PHP, MySQL and Silverlight: The Complete Tutorial (Part 1)
This is meant to be the one-stop-shop blog post for creating a very simple web service in PHP that pulls from a MySQL database and displaying the data in Silverlight. Emphasis on the “simple”. This tutorial is geared toward someone who has never done databases or web services.
Here is an example of the finished product (I reserve the right to clean up the data on a regular basis):
This tutorial will walk through the steps to create a simple to-do list. Our to-do list will hold text of what it is we need to do and a value indicating if the task has been done. In this tutorial, we will create a MySQL table to hold our data, a PHP service to call the data and a Silverlight application to display and interact with the data.
Part 1: The MySQL Database
First, let’s create the table we need for our data.
If you don’t have or don’t like phpMyAdmin, the MySQL query to create the table described below is:
CREATE TABLE `[your_database_name]`.`to_do_data` (
`index_key` INT NOT NULL AUTO_INCREMENT PRIMARY KEY ,
`is_done` TINYINT( 4 ) NOT NULL DEFAULT ‘0’,
`to_do_text` TEXT NOT NULL ,
FULLTEXT ( `to_do_text` )
) ENGINE = MYISAM
If you have phpMyAdmin, I highly suggest using it if you’re a MySQL novice. In phpMyAdmin, go to your database and enter the name of the table you want to create in the “Create new table on database [your_db_name]” section.
We’ll call our table “to_do_data” and give it 3 fields.
- index_key – identifies the to-do item uniquely
- is_done – true/false value indicates the status of the to-do item
- to_do_text – a short text to describe what needs to be done
In phpMyAdmin, it will look like this:
A couple of notes about the fields:
This is the primary key of the table and is used to uniquely identify the given row. As such, it cannot be null and it auto-increments as rows are added to the table.
We use “TINYINT” type for this value because using BOOLEAN is basically the same thing. It is not null because every item must either be “done” or “not done”. “Done” = true = 1 and “not done” = false = 0. We are going to default to “0” (false) because we’re assuming that users aren’t going to make a to do list of stuff that is already complete.
We have artificially limited the text size to 1024 because we assume that this will be a set of short to-dos to, not a set of journal entries.
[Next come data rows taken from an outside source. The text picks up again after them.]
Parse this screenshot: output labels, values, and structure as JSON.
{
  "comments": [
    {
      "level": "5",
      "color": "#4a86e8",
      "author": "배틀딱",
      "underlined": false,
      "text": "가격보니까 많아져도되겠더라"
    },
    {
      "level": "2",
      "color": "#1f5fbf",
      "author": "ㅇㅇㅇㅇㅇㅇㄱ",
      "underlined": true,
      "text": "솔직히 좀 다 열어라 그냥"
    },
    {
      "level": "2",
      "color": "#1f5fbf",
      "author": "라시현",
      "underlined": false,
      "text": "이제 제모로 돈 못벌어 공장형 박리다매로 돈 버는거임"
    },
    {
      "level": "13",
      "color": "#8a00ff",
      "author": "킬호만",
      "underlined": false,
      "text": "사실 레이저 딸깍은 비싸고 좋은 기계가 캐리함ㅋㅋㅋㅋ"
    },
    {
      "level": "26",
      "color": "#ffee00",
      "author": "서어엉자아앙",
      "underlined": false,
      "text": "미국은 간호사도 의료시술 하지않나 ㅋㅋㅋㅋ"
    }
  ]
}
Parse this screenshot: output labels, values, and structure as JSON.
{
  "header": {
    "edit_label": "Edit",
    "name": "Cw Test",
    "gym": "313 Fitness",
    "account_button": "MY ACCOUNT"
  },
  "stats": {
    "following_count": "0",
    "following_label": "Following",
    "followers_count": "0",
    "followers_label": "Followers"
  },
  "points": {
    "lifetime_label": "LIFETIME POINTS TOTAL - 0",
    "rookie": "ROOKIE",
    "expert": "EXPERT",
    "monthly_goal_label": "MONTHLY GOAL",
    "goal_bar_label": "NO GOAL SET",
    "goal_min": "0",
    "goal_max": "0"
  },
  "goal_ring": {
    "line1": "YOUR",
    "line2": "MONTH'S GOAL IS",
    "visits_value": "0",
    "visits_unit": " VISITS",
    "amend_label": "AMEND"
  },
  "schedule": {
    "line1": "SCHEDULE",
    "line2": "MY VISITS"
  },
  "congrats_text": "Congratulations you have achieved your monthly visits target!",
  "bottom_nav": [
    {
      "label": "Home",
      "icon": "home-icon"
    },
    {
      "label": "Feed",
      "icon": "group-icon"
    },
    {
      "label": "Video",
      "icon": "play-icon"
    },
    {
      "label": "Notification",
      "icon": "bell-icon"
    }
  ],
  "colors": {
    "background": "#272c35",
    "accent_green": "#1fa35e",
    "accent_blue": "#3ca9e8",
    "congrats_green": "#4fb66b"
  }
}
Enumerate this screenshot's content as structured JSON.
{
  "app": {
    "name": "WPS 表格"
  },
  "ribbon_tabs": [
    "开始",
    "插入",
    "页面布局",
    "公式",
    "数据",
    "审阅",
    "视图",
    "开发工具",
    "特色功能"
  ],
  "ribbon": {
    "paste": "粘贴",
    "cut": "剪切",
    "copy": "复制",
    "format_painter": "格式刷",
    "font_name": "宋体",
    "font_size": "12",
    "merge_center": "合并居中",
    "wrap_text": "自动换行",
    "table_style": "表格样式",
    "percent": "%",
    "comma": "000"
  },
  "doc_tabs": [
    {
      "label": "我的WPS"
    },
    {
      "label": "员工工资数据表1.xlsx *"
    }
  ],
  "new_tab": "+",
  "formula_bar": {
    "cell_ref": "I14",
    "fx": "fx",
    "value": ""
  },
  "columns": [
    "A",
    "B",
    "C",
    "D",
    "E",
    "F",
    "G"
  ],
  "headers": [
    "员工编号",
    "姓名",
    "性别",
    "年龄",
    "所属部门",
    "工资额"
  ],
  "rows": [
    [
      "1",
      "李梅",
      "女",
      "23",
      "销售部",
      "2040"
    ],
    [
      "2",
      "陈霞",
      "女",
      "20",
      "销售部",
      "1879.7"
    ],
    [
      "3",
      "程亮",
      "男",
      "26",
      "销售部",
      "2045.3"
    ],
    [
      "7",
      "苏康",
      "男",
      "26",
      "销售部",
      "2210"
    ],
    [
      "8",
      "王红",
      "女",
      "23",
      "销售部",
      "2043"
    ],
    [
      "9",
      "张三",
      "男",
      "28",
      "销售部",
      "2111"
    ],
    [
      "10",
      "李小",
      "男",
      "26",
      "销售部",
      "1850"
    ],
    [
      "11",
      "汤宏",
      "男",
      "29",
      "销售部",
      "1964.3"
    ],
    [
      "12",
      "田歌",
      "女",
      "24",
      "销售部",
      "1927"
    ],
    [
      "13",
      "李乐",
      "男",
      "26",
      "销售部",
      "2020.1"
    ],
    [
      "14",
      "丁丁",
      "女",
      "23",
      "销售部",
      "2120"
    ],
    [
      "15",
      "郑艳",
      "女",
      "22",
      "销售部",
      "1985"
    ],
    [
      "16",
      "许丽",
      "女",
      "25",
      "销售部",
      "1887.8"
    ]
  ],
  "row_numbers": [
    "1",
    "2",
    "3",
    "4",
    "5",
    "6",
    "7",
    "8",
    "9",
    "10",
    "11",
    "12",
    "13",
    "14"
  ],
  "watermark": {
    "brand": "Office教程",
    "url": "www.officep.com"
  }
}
We’ve also turned on “Fulltext” which lets the MySQL database index our entries for quick searching.
Now we just click the “Save” button at the bottom and we have our table.
Now our database system is in place and we’re ready to write a PHP webservice to implement all the CRUD (create, read, update, delete) capabilities our system will need.
If you want to learn more about MySQL, I highly recommend “A Visual Introduction to SQL“. This is the book I have, a left-over of my grad school years and it is an exceptional book for picking your way through various database scenarios.
If you’re looking for something a bit less costly, “MySQL Crash Course” is a fine book on the subject as well.